I grew up on Osage & Caddo lands in an Ozark Mountain town. My mother raised me steeped in protests against the occupation of Iraq, for Palestinian liberation and environmental justice, and in the history of Black resistance and art. Though the South gave me an appreciation for moving slowly and seasonal rhythms, the broader context of whiteness made me hungry to find a place where I could experience a deeper sense of belonging to recover from the alienation of white supremacy. My path led me to social justice movement-steeped Oakland, California where I graduated from Mills College with a BA in Ethnic Studies, a field formed by Black and Brown student-led protest movements in the 1960s. ​The depth of apocalyptic suffering that my Syrian community is living is one of the hardest truths I have had to grapple with in my life, and the key to my heart-opening journey to becoming a healer. Finding a spiritual practice, sitting long meditation retreats and doing a decade of personal healing work supported me deeply. These experiences helped me to become intimate with the root causes of suffering within myself, and to recognize how these same causes, on a macro-level, create the institutions that harm Black and Brown bodies. I came to see that when we have access to enough safety, support, and resources to sustain awareness of our own suffering with compassion, we can open to the suffering of others.

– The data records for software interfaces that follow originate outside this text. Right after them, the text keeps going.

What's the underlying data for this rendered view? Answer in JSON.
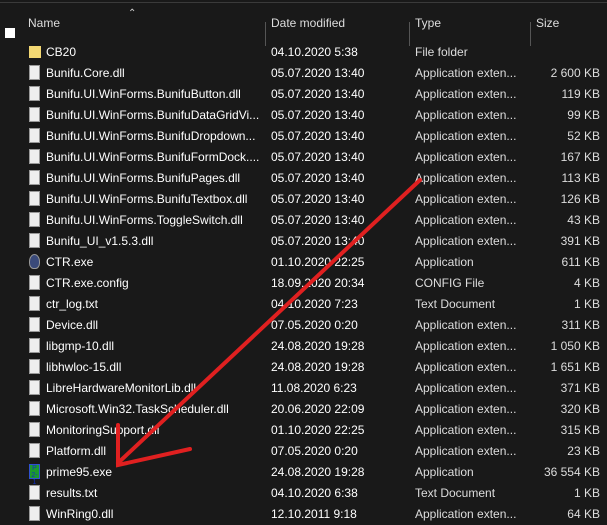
{
  "columns": {
    "name": "Name",
    "date": "Date modified",
    "type": "Type",
    "size": "Size"
  },
  "files": [
    {
      "icon": "folder",
      "name": "CB20",
      "date": "04.10.2020 5:38",
      "type": "File folder",
      "size": ""
    },
    {
      "icon": "dll",
      "name": "Bunifu.Core.dll",
      "date": "05.07.2020 13:40",
      "type": "Application exten...",
      "size": "2 600 KB"
    },
    {
      "icon": "dll",
      "name": "Bunifu.UI.WinForms.BunifuButton.dll",
      "date": "05.07.2020 13:40",
      "type": "Application exten...",
      "size": "119 KB"
    },
    {
      "icon": "dll",
      "name": "Bunifu.UI.WinForms.BunifuDataGridVi...",
      "date": "05.07.2020 13:40",
      "type": "Application exten...",
      "size": "99 KB"
    },
    {
      "icon": "dll",
      "name": "Bunifu.UI.WinForms.BunifuDropdown...",
      "date": "05.07.2020 13:40",
      "type": "Application exten...",
      "size": "52 KB"
    },
    {
      "icon": "dll",
      "name": "Bunifu.UI.WinForms.BunifuFormDock....",
      "date": "05.07.2020 13:40",
      "type": "Application exten...",
      "size": "167 KB"
    },
    {
      "icon": "dll",
      "name": "Bunifu.UI.WinForms.BunifuPages.dll",
      "date": "05.07.2020 13:40",
      "type": "Application exten...",
      "size": "113 KB"
    },
    {
      "icon": "dll",
      "name": "Bunifu.UI.WinForms.BunifuTextbox.dll",
      "date": "05.07.2020 13:40",
      "type": "Application exten...",
      "size": "126 KB"
    },
    {
      "icon": "dll",
      "name": "Bunifu.UI.WinForms.ToggleSwitch.dll",
      "date": "05.07.2020 13:40",
      "type": "Application exten...",
      "size": "43 KB"
    },
    {
      "icon": "dll",
      "name": "Bunifu_UI_v1.5.3.dll",
      "date": "05.07.2020 13:40",
      "type": "Application exten...",
      "size": "391 KB"
    },
    {
      "icon": "exe",
      "name": "CTR.exe",
      "date": "01.10.2020 22:25",
      "type": "Application",
      "size": "611 KB"
    },
    {
      "icon": "file",
      "name": "CTR.exe.config",
      "date": "18.09.2020 20:34",
      "type": "CONFIG File",
      "size": "4 KB"
    },
    {
      "icon": "txt",
      "name": "ctr_log.txt",
      "date": "04.10.2020 7:23",
      "type": "Text Document",
      "size": "1 KB"
    },
    {
      "icon": "dll",
      "name": "Device.dll",
      "date": "07.05.2020 0:20",
      "type": "Application exten...",
      "size": "311 KB"
    },
    {
      "icon": "dll",
      "name": "libgmp-10.dll",
      "date": "24.08.2020 19:28",
      "type": "Application exten...",
      "size": "1 050 KB"
    },
    {
      "icon": "dll",
      "name": "libhwloc-15.dll",
      "date": "24.08.2020 19:28",
      "type": "Application exten...",
      "size": "1 651 KB"
    },
    {
      "icon": "dll",
      "name": "LibreHardwareMonitorLib.dll",
      "date": "11.08.2020 6:23",
      "type": "Application exten...",
      "size": "371 KB"
    },
    {
      "icon": "dll",
      "name": "Microsoft.Win32.TaskScheduler.dll",
      "date": "20.06.2020 22:09",
      "type": "Application exten...",
      "size": "320 KB"
    },
    {
      "icon": "dll",
      "name": "MonitoringSupport.dll",
      "date": "01.10.2020 22:25",
      "type": "Application exten...",
      "size": "315 KB"
    },
    {
      "icon": "dll",
      "name": "Platform.dll",
      "date": "07.05.2020 0:20",
      "type": "Application exten...",
      "size": "23 KB"
    },
    {
      "icon": "prime",
      "name": "prime95.exe",
      "date": "24.08.2020 19:28",
      "type": "Application",
      "size": "36 554 KB"
    },
    {
      "icon": "txt",
      "name": "results.txt",
      "date": "04.10.2020 6:38",
      "type": "Text Document",
      "size": "1 KB"
    },
    {
      "icon": "dll",
      "name": "WinRing0.dll",
      "date": "12.10.2011 9:18",
      "type": "Application exten...",
      "size": "64 KB"
    }
  ],
  "annotation_color": "#e02020"
}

We can interrupt intergenerational cycles of harm. We can deeply transform ourselves and our world. And we each hold within us the medicine for our collective healing, more abundance of it than we might even imagine. The holistic healing modalities and lineage practices from which I benefit include somatic work, herbalism and curandurismo, dream work, energy healing, Sufi dhikr, Muslim prayer, and Buddhist meditation. I trained as a transformative facilitator, a doula, and an instructor of trauma-informed mindfulness meditation. I completed a two-year certification as an energy healing practitioner in the Syntara System method which gave me the principles of healing I would need to practice formally. Through my practice and study, I commit to creating containers for healing and safety that align us with our most beautiful selves, repair wounds caused by systemic oppression, and restore harmony and peace (“Weyam wa Salam”) to the earth, ourselves, and each other.